GET A GRIP: This is not the kind of fool you want dealing with your customers on the telephone.
Ring Ring.... "Hello. Thank you for calling Pizano's. I'm George, may I ask your name?" "Audrey, how may I help you?"
Answering the telephone may sound simple but did you know that one rude or inexperienced person answering the telephone could turn away thousands of dollars in business? Just because phone contact is not face to face, it does not mean that delivering unsurpassed guest service is a lesser priority. Here are some phone answering guidelines you can share with your staff.
Be polite and courteous to every caller— even if they are not paying guests. You never know the networking ability your callers possess. Because of your professionalism, maybe one day their neighbors or friends will become valued guests.
Answer the phone immediately. If you wait for more than three rings, you risk losing a caller to a competitor.
Deliver an enthusiastic greeting. An energetic greeting with an upbeat voice will set the tone for the entire call. At a minimum, the greeting should include: Thanking the caller, stating your company name, introducing yourself, and offering your assistance. Depending on your operation, you may also want to mention your specials or make a suggestion.
For example: "Good afternoon, thank you for calling Pizano's, home of the Red Hot Popper Pizza. This is Susan, may I ask your name? Carlos, how may I help you this evening"?
Louis Pappas, owner of Louis Pappas Market Cafe of Tarpon Springs, Fl, knows the importance of training their a in proper phone etiquette. "The phone is often the guest's first contact with us and creates their first impression of our establishment…the energy behind the voice is what sells you."
Avoid placing callers on hold unless you must. When placing them on hold, be courteous and ask: "May I place you on hold?" If you cannot service them within the 30-second period, let them know you will be right with them.
Win over callers by communicating effectively with your voice. Since 15% of your message is communicated through the actual words you use and 85% through the quality of your voice, tone and inflection are very important. Smiling when you talk—a smile on your face will stimulate a positive attitude and make for a welcoming call.
Be an effective listener. Ask the right questions to help expedite the call and/or clarify the order.

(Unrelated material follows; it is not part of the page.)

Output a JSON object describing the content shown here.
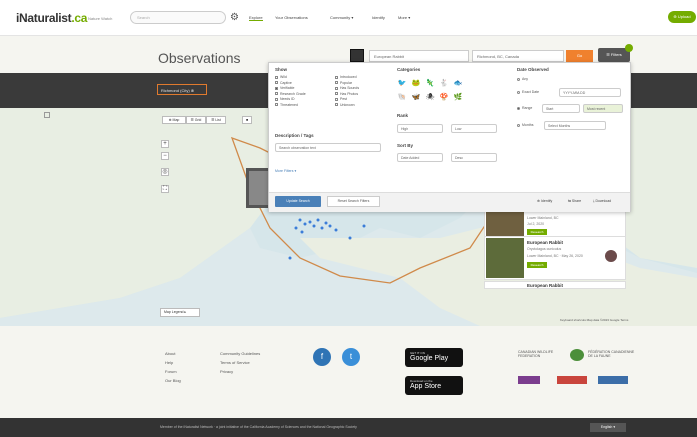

Speak clearly and articulate your words. Do not use filler words like yah, nope, uh-huh, etc. Use polite words such as: please, thank you, excuse me, good morning, would you prefer, may I offer, certainly and please let me verify.
Jot down important information when taking messages. Make sure to legibly and accurately jot down the name, the date, the time, the call-back number and the complete message.
Be patient, even if you find that you have answered the same questions with other callers. If you do not know the answer to their question, always find out and follow up.
Use the caller's name whenever possible. A person's name is the single most important action you can take to make someone feel valued. Always address the guest by the name they used to introduce themselves to you. If you absolutely cannot get their name, use "Sir" or "Miss."
When on the phone, do not ignore walk-in guests. Use head nods or hand gestures to signal recognition. If necessary, politely place the caller on hold and acknowledge the walk-in promptly. Let the caller know you will be right with them. On the other hand, if you are talking with a walk-in guest and the telephone rings, excuse yourself and let the walk-in know you will be right with them.
Refer upset customers to the manager. A manager should quickly deal with an upset or dissatisfied guests.
Thank the caller. Always show your appreciation by using the caller's name when thanking them. Depending on the call, you may thank them for their feedback or for their order.
Bid farewell. After thanking the guest, close the conversation with a pleasant farewell. For example: "Have a great day and call us again soon."
Use the phone for business purposes and emergencies only. Tying up the phone talking with friends can mean thousands of dollars in lost business.
Pam Simos, Founder of Five Star Training, has 30 years of experience in the hospitality industry. She can be reached at www.five-startraining.com. Email: firstname.lastname@example.org. Toll-free: (800) 385-7827(STAR) Direct: (727) 743-4041.